This Saturday, Mumbai will host Kanhaiya Kumar, but he will find a cold welcome here. The star student leader hardly needs an introduction — in fact, as soon as it was announced that he would be coming to address students in the city, several colleges and public spaces shut their doors on him. As a result, the event — a major highlight for the otherwise humdrum student politics in Mumbai — will be held at a nondescript school in Worli.
Kanhaiya, the president of the Jawaharlal Nehru University Students Union (JNUSU), shot to fame overnight as a firebrand student leader and after he was arrested on charges of sedition for allegedly raising anti-India slogans at a rally in February. Even before the charges were found to be false, he was hailed as a symbol of freedom of expression and democratic rights.
JNUSU president Kanhaiya Kumar

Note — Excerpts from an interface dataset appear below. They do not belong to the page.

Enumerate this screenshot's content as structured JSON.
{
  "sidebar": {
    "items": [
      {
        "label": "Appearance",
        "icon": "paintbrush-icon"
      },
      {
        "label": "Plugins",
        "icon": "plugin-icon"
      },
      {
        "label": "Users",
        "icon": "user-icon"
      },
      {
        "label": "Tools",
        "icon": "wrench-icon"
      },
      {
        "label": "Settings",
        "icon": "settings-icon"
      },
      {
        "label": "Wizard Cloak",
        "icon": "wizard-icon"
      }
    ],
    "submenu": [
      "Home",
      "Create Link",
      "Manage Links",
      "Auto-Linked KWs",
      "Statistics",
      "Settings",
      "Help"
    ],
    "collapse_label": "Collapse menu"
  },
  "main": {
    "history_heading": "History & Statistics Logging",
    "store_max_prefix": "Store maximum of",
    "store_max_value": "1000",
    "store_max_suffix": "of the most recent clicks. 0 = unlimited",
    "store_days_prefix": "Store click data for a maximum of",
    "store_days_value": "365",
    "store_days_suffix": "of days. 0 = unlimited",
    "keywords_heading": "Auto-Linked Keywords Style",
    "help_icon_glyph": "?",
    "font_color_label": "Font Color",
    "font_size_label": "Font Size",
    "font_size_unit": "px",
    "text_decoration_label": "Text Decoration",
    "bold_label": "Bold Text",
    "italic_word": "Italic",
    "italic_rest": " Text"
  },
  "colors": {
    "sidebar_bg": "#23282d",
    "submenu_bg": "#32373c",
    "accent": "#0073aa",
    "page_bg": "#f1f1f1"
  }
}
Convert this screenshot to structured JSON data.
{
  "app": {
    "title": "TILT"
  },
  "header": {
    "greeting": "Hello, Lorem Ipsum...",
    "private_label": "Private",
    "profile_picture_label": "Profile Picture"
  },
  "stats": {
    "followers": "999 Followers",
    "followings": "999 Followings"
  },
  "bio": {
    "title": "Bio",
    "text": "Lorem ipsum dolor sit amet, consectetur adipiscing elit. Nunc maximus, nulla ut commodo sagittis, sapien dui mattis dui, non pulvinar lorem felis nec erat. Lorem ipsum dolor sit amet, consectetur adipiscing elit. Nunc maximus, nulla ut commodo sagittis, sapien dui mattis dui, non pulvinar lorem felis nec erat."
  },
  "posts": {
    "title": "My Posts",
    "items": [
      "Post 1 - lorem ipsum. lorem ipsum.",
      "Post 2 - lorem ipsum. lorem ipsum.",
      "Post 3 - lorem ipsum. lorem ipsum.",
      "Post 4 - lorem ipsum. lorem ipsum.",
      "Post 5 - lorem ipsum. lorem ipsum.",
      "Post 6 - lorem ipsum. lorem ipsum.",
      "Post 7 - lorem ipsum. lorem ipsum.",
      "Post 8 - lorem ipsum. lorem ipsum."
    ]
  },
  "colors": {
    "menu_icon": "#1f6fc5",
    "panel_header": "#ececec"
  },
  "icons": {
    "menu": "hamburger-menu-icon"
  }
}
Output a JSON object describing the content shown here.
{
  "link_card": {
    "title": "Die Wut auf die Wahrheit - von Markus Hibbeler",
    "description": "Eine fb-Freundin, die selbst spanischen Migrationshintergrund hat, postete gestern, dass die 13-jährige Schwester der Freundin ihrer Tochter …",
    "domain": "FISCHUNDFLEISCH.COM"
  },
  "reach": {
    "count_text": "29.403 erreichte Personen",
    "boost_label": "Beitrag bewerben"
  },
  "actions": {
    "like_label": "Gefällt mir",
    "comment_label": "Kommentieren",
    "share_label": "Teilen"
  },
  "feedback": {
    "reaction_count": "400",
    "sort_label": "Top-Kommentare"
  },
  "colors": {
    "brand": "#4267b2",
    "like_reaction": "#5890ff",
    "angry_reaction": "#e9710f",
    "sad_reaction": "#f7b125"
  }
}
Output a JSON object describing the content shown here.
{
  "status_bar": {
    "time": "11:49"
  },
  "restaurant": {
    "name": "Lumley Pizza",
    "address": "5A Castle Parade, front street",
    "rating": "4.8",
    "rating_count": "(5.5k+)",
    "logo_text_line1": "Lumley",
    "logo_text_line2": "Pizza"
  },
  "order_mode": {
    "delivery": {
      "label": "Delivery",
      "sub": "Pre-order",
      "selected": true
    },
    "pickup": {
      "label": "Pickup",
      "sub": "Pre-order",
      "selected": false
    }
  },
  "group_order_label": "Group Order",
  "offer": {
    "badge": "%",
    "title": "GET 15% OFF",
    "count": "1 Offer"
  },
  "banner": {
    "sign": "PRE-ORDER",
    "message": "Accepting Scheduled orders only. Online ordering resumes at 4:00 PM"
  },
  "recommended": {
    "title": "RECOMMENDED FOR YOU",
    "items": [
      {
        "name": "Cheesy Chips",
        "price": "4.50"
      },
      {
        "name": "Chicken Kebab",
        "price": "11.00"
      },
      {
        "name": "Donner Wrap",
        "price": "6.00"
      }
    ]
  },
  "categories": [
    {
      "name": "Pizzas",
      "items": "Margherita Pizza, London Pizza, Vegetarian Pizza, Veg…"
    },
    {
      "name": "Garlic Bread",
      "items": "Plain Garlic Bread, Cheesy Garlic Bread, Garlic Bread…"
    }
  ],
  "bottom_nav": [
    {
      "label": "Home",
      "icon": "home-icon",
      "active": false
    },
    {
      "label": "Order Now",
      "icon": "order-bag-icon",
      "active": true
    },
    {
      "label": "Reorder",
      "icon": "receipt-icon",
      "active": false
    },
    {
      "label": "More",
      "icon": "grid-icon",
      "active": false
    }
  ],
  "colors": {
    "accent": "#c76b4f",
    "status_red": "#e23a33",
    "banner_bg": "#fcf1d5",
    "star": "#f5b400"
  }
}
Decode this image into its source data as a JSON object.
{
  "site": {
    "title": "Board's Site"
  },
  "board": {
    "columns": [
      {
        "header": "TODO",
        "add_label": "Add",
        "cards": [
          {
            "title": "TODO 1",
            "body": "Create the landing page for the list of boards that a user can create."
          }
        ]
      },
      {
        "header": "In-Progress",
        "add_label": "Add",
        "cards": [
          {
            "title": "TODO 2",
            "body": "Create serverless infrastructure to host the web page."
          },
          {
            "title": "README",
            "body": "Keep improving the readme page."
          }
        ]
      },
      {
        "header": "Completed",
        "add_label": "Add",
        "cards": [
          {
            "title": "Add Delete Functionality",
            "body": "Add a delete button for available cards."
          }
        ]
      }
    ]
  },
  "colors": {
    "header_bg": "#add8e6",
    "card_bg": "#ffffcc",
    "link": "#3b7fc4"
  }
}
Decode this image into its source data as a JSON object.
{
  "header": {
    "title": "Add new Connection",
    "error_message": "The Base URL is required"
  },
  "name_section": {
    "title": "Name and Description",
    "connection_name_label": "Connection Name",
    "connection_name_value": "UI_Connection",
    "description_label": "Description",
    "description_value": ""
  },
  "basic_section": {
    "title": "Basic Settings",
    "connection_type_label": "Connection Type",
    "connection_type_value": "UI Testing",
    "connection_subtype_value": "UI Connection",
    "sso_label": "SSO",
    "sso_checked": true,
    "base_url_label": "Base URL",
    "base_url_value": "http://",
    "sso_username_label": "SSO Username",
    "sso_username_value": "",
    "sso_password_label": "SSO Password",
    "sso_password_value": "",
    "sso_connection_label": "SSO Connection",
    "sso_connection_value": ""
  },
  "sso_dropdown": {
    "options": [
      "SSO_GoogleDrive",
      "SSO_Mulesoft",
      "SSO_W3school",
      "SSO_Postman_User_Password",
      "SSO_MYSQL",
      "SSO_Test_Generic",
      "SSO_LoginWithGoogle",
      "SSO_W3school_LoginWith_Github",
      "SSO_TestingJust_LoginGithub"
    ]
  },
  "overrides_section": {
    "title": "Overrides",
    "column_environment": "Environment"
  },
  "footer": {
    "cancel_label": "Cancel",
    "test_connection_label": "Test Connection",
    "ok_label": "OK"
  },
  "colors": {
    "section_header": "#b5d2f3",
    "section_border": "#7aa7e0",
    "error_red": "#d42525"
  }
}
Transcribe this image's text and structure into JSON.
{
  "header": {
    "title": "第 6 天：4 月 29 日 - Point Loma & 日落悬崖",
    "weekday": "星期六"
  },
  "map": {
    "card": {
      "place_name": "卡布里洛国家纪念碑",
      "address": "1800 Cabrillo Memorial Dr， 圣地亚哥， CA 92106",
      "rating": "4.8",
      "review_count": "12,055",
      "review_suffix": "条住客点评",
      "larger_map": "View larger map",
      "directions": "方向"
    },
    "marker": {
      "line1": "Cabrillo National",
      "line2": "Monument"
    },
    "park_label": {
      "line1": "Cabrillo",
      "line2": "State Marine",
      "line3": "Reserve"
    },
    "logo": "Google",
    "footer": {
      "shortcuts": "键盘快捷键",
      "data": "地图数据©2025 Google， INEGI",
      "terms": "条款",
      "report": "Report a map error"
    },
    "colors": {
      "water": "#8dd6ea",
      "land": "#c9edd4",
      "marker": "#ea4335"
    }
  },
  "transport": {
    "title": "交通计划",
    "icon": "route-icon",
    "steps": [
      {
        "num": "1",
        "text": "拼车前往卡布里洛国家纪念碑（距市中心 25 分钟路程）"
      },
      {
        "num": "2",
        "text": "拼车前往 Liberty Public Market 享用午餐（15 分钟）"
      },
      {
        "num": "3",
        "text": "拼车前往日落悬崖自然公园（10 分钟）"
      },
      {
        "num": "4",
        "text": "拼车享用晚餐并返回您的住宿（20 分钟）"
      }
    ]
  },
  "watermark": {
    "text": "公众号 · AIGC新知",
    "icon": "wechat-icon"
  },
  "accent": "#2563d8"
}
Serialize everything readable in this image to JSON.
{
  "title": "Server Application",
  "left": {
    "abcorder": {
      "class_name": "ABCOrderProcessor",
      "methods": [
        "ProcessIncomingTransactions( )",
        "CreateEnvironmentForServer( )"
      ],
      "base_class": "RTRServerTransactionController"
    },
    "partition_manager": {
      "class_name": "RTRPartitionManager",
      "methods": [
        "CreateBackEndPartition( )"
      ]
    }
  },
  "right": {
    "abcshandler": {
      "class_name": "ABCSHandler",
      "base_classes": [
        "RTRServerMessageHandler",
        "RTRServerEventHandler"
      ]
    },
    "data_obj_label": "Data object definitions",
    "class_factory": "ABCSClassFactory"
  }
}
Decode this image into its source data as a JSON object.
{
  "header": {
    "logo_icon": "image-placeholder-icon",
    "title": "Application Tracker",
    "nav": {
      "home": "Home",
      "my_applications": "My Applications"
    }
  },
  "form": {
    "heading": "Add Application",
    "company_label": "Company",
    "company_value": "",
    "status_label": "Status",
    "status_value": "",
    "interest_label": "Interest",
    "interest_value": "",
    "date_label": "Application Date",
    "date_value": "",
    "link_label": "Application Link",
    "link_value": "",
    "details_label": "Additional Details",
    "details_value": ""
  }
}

Student politics has intensified across the nation after recent events at higher education institutions such as the Hyderabad Central University (HCU) and Jawaharlal Nehru University (JNU). Closer home in Maharashtra, student elections have been banned for more than two decades, but the pace is now picking up, with events such as Saturday’s Students-Youth Assembly Against Discrimination.
Students put up posters to spread the word about Saturday's event, which will be open to all, with no entry charge
In early April itself, it was settled that he would visit Mumbai to talk to students here, and heavy publicity began about 10 days ago. However, the organisers were turned away by every venue they approached. “Just hearing Kanhaiya’s name, people raised their eyebrows. Our members had to run around a lot in the city to finalise a venue. I personally went to places like KC College (Churchgate), Damodar Hall (Parel) and Vanmali Hall (Dadar). At all places, I was denied permission,” said Shambuk Sankalpana Uday, the vice-president of the Maharashtra council of the All India Students Federation (AISF), which is one of the organisations co-hosting the event, titled Students-Youth Assembly Against Discrimination. Several other student organisations have collaborated for the event, including the Students Federation of India (SFI), All India Students Association (AISA), Progressive Students’ Forum (PSF) and Chatrabharati, among others.
Shambuk added, “Another member from our organisation approached the Anjuman-I-Islam Trust, but had a similar experience. He was also denied because the topic and person involved are quite sensitive. The trust, which runs several higher education institutions, feared they would have to face adverse consequences.”
After an entire week of running from pillar to post, the organisers were welcomed by the Janata Shikshan Sanstha, which runs the Worli school. However, they are not entirely happy with this outcome.
“This looks like a deliberate effort to restrict our democratic right to hold a public meeting. It is because of such experiences that we are not able to hold the programme in any of the city’s prominent localities. The programme is now fixed at a school in Worli, which is not a very prominent location,” said Shambuk.
However, when mid-day contacted the venues named by the organisers, each of them denied that their rejection was because of Kanhaiya or the nature of the event.
KC College principal, Manju Nichani expressed shock at the suggestion and said, “Nobody approached me. If the office has denied them, it will purely be because the auditorium was already booked. The office staff is not aware of who Kanhaiya is or any of the other particulars, so they did not deny them on those grounds.”
Several attempts to reach Satish Shairyawan, general manager of the Damodar Hall in Parel, received no response, but Dr Zahir Kazi, president of the Anjuman-I-Islam Trust, said, “This is shocking; I came to know about it for the first time. Until now, nobody has approached me. I find their statement to be mischievous.”
This reporter found a similar response from Chandrashekhar Patahre, the general secretary of the Kshatriya Union, which runs Vanmali Hall in Dadar. He said, “I am not aware if specifically this organisation approached us for a booking. But there are only two reasons for which we deny proposals — if the hall is already booked or in case of public meetings, if the organisers do not have an NOC from the police.”
This is what Shambuk had to say about the NOC: “No NOC needed to hold a meeting in a closed premises as that is not going to cause any disturbance to public. But we are in the process of acquiring it since it is needed to ensure that our event will not disturb traffic.”
Worli school: 1000
KC College: 550
Damodar hall: 1000
Vanmali Hall: 250-300
Anjuman Trust’s venues: 100 to 1000